▽
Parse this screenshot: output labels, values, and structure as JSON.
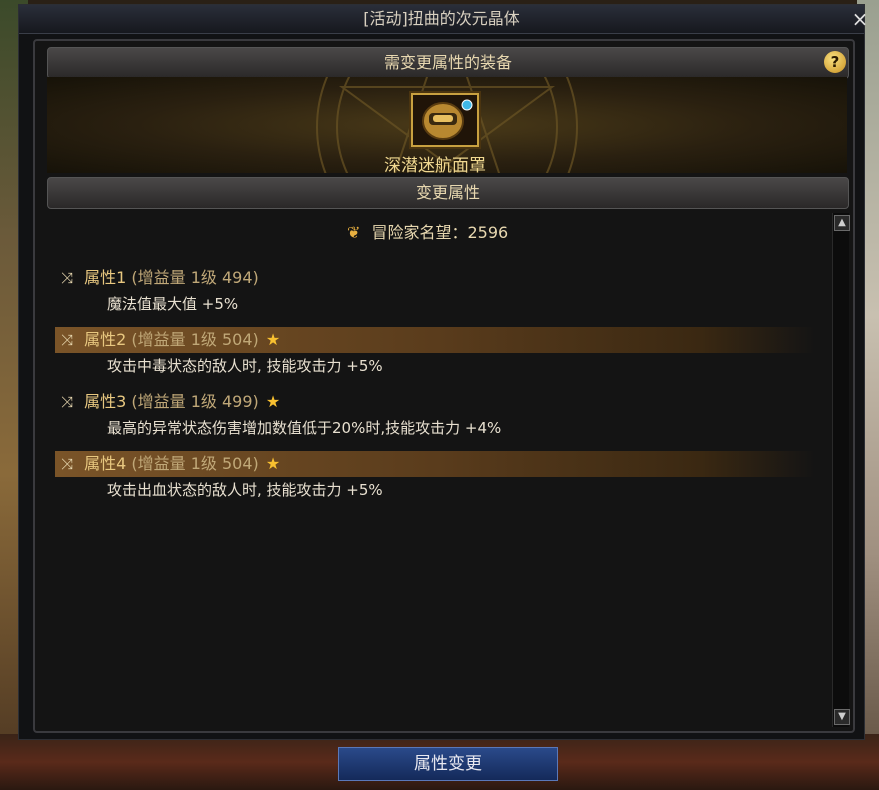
{
  "window": {
    "title": "[活动]扭曲的次元晶体",
    "close_label": "×"
  },
  "equip_section": {
    "header": "需变更属性的装备",
    "help_label": "?",
    "item_name": "深潜迷航面罩"
  },
  "change_section": {
    "header": "变更属性",
    "reputation_label": "冒险家名望：2596"
  },
  "attributes": [
    {
      "name": "属性1",
      "meta": "(增益量 1级 494)",
      "star": "",
      "desc": "魔法值最大值 +5%",
      "highlighted": false
    },
    {
      "name": "属性2",
      "meta": "(增益量 1级 504)",
      "star": "★",
      "desc": "攻击中毒状态的敌人时, 技能攻击力 +5%",
      "highlighted": true
    },
    {
      "name": "属性3",
      "meta": "(增益量 1级 499)",
      "star": "★",
      "desc": "最高的异常状态伤害增加数值低于20%时,技能攻击力 +4%",
      "highlighted": false
    },
    {
      "name": "属性4",
      "meta": "(增益量 1级 504)",
      "star": "★",
      "desc": "攻击出血状态的敌人时, 技能攻击力 +5%",
      "highlighted": true
    }
  ],
  "icons": {
    "shuffle": "⤨",
    "reputation": "reputation-icon",
    "scroll_up": "▲",
    "scroll_down": "▼"
  },
  "colors": {
    "accent_gold": "#e8c880",
    "highlight": "#7a5428",
    "button_blue": "#1e3a72"
  },
  "action_button": "属性变更"
}
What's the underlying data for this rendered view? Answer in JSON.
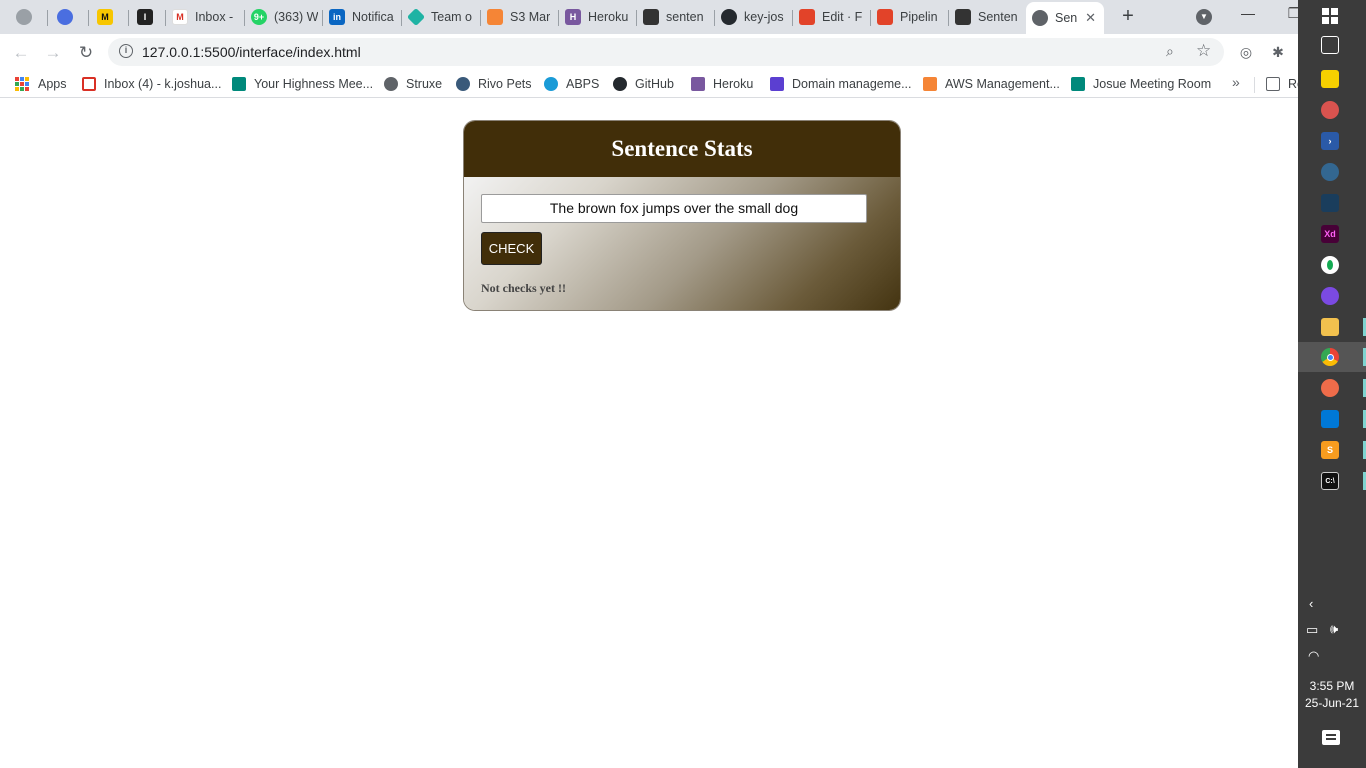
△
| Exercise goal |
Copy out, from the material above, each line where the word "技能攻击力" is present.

| Response |
      "desc": "攻击中毒状态的敌人时, 技能攻击力 +5%",
      "desc": "最高的异常状态伤害增加数值低于20%时,技能攻击力 +4%",
      "desc": "攻击出血状态的敌人时, 技能攻击力 +5%",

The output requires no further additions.